Finally, some administrative emails. You guys just love to know about the inner-workings of the site. Jen, take it away.
"How do you guys decide on a show that will get a weekly review? What happens if the said person to write the review stops liking the show altogether?" —Nerdnot
I use a top-secret recipe that involves writer interest and workload, reader interest, a show's critical buzz/acclaim, and, of course, traffic, reader discussion and engagement, and my available freelance budget. There's no one factor that determines how or if or even when we cover a show. Sometimes we start out doing weekly reviews of a given series, only to have traffic and reader discussion drop off to the point where our time is best spent elsewhere. Sometimes reader interest will grow over the course of a season or three, and I'll realize that all of a sudden there's a big-enough audience to sustain weekly coverage of a show that I never expected would earn much attention. Sometimes the number of comments on a review will vastly outnumber its pageviews, and vice versa, which can also affect our coverage plans. While there are plenty of "givens," there are lots of little things that matter, too.

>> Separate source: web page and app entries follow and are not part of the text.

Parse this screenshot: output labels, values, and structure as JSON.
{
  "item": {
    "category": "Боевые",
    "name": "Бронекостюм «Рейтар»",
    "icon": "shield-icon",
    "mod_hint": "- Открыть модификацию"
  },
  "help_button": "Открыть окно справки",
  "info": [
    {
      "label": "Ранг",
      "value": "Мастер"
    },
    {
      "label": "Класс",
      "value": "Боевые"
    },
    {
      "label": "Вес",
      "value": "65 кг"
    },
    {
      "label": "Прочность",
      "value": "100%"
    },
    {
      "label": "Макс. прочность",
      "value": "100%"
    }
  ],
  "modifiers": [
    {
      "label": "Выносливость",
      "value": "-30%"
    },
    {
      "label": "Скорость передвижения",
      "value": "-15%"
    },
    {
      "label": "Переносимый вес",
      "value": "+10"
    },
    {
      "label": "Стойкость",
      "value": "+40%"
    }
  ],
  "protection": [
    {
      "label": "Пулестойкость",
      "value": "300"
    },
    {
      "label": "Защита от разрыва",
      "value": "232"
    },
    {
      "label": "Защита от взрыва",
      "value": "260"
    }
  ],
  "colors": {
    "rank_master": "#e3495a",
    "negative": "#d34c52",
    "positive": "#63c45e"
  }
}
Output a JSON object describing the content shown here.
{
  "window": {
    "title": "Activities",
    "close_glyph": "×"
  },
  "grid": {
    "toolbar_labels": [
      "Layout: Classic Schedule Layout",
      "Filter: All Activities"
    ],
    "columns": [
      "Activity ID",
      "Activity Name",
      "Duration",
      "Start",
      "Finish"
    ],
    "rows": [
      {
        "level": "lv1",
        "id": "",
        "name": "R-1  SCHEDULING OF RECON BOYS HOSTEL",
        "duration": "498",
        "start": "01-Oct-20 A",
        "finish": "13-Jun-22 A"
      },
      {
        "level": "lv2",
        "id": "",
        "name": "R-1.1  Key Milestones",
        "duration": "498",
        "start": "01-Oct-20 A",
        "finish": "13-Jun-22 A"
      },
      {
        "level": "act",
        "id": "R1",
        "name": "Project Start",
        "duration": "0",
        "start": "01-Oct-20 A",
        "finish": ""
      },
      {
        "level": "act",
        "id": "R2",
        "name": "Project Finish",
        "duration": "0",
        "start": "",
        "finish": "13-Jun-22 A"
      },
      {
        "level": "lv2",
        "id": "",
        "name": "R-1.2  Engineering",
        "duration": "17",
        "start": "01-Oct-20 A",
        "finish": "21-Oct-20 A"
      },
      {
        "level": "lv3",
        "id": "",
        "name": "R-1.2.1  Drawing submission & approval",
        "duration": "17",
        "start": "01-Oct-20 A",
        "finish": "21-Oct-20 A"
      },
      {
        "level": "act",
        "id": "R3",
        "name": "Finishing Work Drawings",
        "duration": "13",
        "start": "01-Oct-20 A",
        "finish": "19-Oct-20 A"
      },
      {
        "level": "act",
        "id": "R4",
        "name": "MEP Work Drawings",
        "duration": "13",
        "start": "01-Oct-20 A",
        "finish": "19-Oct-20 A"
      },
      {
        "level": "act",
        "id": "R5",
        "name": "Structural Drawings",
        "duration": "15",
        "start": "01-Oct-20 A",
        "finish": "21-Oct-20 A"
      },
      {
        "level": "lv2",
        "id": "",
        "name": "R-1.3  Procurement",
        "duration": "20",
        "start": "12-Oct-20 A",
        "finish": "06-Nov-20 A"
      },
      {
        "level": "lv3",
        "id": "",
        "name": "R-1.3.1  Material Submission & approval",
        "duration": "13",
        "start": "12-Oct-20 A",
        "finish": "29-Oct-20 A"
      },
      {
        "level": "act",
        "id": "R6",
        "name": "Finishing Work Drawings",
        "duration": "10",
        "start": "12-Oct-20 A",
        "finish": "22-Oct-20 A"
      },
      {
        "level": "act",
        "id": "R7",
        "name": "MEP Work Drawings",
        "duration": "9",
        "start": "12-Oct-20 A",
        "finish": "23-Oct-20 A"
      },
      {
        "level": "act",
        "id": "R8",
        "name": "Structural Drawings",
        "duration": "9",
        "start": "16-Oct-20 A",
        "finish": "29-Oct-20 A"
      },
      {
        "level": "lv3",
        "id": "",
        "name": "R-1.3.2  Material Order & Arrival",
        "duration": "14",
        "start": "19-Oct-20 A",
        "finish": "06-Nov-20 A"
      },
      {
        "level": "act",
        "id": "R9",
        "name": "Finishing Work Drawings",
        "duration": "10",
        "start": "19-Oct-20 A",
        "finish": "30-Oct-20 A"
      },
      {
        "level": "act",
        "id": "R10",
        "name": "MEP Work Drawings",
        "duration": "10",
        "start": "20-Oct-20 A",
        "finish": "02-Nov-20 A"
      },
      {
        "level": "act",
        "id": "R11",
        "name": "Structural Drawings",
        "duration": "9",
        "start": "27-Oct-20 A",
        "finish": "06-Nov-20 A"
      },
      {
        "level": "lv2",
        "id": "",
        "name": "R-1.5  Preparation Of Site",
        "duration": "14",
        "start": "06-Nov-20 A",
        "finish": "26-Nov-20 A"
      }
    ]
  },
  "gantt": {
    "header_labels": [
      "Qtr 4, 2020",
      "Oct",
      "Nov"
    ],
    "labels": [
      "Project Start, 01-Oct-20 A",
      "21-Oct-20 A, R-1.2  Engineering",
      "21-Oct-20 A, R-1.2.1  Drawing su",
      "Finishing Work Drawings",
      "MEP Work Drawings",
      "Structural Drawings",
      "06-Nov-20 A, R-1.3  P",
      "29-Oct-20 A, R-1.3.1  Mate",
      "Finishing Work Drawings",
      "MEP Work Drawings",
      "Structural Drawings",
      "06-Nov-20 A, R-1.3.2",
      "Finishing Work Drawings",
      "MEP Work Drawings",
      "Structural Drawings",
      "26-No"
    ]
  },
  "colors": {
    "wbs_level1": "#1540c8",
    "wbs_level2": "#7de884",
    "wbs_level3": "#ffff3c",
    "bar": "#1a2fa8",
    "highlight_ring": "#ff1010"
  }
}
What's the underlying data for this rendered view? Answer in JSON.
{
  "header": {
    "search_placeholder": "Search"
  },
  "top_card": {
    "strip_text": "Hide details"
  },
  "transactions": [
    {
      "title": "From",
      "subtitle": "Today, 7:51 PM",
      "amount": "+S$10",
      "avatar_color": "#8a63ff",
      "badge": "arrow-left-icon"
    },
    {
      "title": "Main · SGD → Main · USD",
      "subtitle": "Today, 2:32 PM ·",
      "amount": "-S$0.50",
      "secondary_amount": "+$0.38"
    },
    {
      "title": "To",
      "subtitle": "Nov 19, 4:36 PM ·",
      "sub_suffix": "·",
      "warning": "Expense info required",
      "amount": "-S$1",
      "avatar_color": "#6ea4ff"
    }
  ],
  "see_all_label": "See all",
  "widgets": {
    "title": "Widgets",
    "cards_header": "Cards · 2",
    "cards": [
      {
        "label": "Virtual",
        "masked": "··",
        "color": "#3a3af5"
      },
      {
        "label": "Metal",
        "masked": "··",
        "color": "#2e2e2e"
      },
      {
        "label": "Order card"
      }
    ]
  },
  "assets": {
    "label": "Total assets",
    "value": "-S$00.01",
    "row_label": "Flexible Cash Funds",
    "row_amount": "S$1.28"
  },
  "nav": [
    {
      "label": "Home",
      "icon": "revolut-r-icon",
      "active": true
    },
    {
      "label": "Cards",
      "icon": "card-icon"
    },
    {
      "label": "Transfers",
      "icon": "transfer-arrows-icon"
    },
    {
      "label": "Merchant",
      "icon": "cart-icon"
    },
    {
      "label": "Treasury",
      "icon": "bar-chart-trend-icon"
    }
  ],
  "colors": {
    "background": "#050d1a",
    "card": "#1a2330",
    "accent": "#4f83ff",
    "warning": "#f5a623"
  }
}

If a writer stops liking a show, that's usually not a reason for us to discontinue coverage. Once again, it's a situation with a lot of variables. Sometimes it can be very valuable to have one person stick with a series, even if they aren't as keen on it as they used to be, because it provides some interesting critical perspective of how a show changes (or doesn't change) over time. Sometimes we'll reassign reviews from one writer to another. It all depends! Regardless, for ongoing coverage, I always try to match writers' interests with the shows they review. And of course there's a flip side, which I kind of touched on above, where a writer might love a show to pieces but the reviews get no pageviews and only like seven people comment and we stop reviewing the show and we're sad about it, but that's just the way things are.
"How are the 'trending shows' decided on the homepage of TV.com?" —flintslady
Magic! J/K the list is algorithmically driven, and TV.com search results and pageviews both factor in. Also, the "turnover time" is pretty quick; the list not only changes frequently, but is sometimes affected by news events—for example, if people start searching for an older show because a celebrity has died, you might see it appear in the list. In contrast, the 'most popular shows' list on the righthand side of the homepage, while also algorithmically driven, doesn't refresh as often as the 'trending shows' list—so it tends to be more stable with regard to the shows that appear on it.
To submit questions for future editions of the Mailbag, send 'em via email to email@example.com, via Twitter to @corybarker or @tvdotcom, or just post them in the comments, and we'll try to get to as many as possible!